▶ ASSIGNMENT: In the records below, find the line containing "Enumerate this screenshot's" and the line containing "Decode this image"; please repeat exactly the lines from one to the other, both included, and nothing more.

▶ INPUT:

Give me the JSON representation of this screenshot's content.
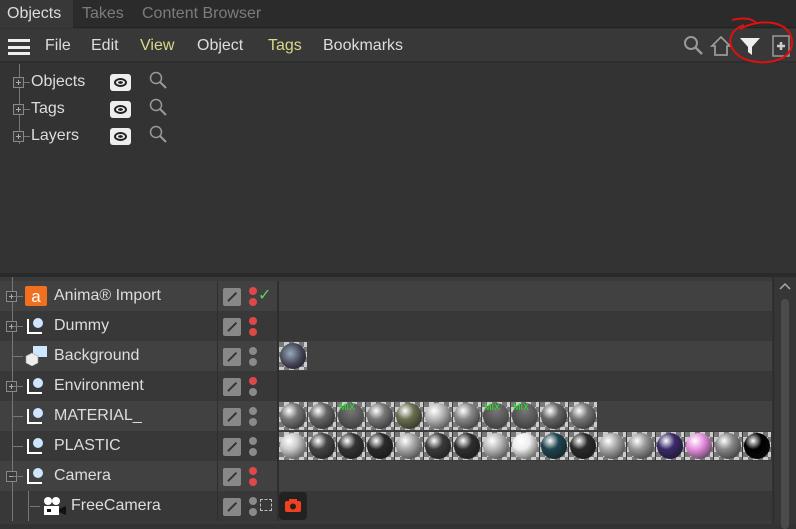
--
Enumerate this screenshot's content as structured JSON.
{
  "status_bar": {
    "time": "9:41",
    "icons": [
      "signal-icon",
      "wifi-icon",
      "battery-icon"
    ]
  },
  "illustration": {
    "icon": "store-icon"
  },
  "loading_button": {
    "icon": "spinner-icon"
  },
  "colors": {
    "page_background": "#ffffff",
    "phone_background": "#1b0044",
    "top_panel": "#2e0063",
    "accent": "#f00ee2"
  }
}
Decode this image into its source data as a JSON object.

▶ EXERCISE OUTPUT:
Enumerate this screenshot's content as structured JSON.
{
  "status_bar": {
    "time": "9:41",
    "icons": [
      "signal-icon",
      "wifi-icon",
      "battery-icon"
    ]
  },
  "illustration": {
    "icon": "store-icon"
  },
  "loading_button": {
    "icon": "spinner-icon"
  },
  "colors": {
    "page_background": "#ffffff",
    "phone_background": "#1b0044",
    "top_panel": "#2e0063",
    "accent": "#f00ee2"
  }
}
Decode this image into its source data as a JSON object.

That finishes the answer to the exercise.